Fourteen women rescued from ‘eugenics surrogate’ baby trafficking ring in Thailand
BANGKOK, February 25, 2011 (LifeSiteNews.com) - Fourteen Vietnamese women have been rescued from what appears to be sexual slavery in the compound of a surrogate baby trafficking ring in Thailand, according to local media reports.
Nine of the fourteen women reportedly said that they had been lured to the operation with promises of large payments for giving birth as surrogates, while four said that they had been tricked, according to Major General Manu Mekmok, who leads immigration investigations in Thailand.
“This is illegal and inhuman. In some cases it looks like they were raped,” Public Health Minister Jurin Laksanawisit told the press.

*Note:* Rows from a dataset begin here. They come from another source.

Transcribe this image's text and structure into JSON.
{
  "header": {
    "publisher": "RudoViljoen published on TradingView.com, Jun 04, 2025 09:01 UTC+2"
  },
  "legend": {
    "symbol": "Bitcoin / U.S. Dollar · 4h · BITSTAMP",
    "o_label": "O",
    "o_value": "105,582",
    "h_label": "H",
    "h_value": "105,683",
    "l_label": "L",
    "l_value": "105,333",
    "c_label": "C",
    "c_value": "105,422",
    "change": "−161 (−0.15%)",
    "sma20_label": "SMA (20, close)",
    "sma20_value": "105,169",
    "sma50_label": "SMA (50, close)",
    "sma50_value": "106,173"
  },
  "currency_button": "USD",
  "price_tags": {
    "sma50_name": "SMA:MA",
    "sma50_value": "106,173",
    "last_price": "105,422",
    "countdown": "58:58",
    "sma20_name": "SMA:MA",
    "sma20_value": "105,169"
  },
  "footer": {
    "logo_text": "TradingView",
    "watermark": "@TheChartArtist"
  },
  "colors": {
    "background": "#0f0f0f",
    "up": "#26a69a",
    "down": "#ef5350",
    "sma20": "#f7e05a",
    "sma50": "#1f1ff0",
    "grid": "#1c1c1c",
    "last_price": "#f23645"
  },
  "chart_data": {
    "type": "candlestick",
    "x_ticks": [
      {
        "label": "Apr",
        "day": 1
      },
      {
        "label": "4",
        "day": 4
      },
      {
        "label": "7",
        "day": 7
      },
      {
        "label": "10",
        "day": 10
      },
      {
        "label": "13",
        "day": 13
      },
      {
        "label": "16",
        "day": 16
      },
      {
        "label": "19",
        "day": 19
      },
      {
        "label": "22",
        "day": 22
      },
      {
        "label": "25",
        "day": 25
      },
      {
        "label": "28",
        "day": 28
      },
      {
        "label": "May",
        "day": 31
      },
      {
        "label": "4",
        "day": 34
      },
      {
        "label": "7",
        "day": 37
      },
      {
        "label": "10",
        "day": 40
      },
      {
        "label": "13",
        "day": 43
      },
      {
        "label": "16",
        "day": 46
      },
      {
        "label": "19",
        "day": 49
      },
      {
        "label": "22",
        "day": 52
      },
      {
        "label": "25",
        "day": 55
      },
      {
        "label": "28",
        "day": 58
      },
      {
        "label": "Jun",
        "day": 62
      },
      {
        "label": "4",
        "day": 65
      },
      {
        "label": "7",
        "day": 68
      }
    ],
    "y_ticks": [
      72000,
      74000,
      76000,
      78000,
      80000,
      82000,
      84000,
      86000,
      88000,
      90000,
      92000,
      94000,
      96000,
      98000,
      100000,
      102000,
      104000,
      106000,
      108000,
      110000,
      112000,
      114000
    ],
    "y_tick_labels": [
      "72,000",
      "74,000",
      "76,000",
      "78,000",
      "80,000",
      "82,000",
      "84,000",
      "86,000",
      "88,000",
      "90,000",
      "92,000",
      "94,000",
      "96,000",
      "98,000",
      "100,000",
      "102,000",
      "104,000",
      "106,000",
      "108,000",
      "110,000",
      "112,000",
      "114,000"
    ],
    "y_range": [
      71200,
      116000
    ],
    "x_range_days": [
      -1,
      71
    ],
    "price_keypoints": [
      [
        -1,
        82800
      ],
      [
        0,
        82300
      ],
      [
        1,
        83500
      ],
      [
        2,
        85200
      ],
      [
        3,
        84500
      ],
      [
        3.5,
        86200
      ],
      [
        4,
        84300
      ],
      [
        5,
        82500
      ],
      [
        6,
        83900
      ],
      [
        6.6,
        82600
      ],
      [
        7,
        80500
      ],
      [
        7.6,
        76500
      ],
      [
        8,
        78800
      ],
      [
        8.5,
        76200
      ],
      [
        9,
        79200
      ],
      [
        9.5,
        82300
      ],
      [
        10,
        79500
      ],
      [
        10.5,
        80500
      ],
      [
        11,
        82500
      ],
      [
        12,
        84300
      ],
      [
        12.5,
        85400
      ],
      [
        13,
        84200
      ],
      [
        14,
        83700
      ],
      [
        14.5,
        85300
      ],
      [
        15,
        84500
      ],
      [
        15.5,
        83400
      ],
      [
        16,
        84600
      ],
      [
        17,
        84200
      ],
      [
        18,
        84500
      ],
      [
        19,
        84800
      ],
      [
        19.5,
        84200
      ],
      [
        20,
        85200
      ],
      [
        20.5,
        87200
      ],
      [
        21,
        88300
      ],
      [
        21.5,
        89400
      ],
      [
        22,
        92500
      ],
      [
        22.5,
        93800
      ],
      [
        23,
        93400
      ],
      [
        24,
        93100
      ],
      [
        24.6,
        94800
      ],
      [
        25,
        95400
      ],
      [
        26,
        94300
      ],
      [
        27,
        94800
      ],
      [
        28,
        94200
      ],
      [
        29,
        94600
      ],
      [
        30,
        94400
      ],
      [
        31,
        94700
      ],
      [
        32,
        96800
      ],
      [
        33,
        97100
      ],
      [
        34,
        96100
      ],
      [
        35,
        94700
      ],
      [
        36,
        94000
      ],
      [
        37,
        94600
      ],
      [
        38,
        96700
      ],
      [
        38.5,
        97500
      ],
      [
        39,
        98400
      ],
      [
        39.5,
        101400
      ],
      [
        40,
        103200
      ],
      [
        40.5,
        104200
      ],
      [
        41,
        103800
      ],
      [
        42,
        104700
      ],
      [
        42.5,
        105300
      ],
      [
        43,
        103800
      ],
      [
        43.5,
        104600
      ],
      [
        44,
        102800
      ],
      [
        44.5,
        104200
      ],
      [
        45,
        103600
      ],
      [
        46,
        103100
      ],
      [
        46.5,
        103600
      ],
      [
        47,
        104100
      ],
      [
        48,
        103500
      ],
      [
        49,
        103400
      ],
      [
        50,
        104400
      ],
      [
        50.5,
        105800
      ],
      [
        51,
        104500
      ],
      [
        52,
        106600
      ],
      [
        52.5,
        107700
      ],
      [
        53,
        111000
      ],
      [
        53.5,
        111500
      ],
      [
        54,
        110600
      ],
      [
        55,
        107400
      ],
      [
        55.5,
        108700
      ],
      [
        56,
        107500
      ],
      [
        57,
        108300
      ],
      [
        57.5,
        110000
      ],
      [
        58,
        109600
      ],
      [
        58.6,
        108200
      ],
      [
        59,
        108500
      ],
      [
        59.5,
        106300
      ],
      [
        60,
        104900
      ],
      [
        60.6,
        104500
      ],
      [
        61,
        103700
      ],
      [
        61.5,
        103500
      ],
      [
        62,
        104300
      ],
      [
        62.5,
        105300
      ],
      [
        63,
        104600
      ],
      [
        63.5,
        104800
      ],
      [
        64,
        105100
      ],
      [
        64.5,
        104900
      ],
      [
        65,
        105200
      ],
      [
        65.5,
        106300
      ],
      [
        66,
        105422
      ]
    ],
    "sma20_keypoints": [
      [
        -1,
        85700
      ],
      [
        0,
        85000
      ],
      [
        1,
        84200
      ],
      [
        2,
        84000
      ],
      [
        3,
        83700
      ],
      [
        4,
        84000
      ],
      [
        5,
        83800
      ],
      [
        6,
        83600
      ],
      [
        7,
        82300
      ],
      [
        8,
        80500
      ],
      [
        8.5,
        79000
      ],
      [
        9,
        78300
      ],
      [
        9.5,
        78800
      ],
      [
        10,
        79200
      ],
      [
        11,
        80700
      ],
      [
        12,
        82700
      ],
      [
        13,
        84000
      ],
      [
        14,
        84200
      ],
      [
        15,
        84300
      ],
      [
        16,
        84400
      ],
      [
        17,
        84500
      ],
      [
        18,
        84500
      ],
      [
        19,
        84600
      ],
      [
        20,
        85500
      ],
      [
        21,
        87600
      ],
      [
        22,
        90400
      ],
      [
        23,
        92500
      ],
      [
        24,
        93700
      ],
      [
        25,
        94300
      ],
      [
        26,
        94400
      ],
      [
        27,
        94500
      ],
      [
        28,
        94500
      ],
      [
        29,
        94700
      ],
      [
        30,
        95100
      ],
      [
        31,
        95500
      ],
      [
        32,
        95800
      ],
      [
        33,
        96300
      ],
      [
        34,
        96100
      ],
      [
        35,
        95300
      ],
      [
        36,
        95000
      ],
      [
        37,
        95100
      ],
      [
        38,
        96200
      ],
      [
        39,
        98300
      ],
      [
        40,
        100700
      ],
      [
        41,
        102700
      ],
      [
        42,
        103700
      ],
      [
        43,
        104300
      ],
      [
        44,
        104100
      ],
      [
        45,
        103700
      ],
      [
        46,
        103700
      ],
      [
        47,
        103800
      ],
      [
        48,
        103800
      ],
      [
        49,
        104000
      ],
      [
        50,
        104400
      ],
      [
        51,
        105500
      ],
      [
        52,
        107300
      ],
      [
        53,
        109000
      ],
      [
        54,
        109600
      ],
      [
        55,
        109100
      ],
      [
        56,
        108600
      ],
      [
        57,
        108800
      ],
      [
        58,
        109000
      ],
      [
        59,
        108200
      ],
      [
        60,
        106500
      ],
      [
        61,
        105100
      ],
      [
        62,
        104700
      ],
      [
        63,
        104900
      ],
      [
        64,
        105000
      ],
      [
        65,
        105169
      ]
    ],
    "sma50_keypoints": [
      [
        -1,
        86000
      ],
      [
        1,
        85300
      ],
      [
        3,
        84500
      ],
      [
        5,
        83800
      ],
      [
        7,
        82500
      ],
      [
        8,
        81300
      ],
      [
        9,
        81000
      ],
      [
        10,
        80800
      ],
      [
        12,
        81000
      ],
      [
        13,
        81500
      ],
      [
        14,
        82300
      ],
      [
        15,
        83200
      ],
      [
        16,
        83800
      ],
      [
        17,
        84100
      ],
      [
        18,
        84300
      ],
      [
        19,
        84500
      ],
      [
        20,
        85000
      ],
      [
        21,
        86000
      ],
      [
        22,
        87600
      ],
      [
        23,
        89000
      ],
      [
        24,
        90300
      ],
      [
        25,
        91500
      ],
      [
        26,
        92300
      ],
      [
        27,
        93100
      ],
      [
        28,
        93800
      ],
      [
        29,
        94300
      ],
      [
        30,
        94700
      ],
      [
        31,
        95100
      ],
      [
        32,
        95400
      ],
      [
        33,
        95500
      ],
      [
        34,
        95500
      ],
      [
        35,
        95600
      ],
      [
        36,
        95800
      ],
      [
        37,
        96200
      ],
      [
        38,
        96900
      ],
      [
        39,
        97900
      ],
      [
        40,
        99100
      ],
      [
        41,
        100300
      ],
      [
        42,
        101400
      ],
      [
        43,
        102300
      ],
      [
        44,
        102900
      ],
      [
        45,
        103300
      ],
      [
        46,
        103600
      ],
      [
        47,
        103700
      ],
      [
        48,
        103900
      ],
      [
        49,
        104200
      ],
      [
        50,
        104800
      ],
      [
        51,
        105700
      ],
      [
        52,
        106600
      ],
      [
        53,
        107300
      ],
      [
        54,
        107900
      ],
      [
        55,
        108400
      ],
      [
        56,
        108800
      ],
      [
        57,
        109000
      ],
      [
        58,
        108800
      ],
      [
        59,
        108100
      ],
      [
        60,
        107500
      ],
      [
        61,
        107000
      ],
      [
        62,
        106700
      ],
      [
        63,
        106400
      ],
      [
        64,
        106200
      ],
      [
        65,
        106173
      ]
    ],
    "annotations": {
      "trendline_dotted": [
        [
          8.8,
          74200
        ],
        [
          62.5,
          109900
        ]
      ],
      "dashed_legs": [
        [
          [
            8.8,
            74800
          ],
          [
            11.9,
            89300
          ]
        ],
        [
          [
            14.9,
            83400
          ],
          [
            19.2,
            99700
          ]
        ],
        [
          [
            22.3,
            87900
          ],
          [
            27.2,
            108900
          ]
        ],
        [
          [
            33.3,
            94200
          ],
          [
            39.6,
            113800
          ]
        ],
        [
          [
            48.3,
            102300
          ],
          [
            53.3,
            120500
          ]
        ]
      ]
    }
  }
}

Thai authorities said that the illegal company, called “Baby 101”, had confiscated the women’s passports and refused to return them unless they agreed to cooperate as surrogate mothers. The Thai government discovered the ring after some of the women emailed the Vietnamese embassy.
“Baby 101”, which describes itself as a “eugenics surrogate” service, displays pictures of its surrogate mothers living in in the compound on its website (http://www.baby-1001.com/eng/about.htm). The women were paid 5,000 USD per baby, while clients paid 32,000 USD plus expenses.
“We could create the finest procreation condition for your baby, mainly through the efficient embryo refining, only the superior left for implanting,” the company boasts on its website. It does not mention what becomes of human embryos that fail its eugenic standards.
“In the community where the accommodation is located, there are security lookout in every entrance, severely control the person and vehicles that pass in and out to the community, the guards routinely patrol around 24 hours a day all year,” the company also states, going on to tout a clean environment that is “safe for surrogates living inside.”
Commercial surrogacy is illegal in Thailand. Only close relatives can act as surrogates, and cannot receive payment. The Thai parliament is currently considering legislation that would apply stiff fines and long prison sentences to those convicted of operating surrogacy rings.
“We have to take the issue seriously, otherwise we will become a place for human trafficking involving surrogacy,” Jurin told reporters.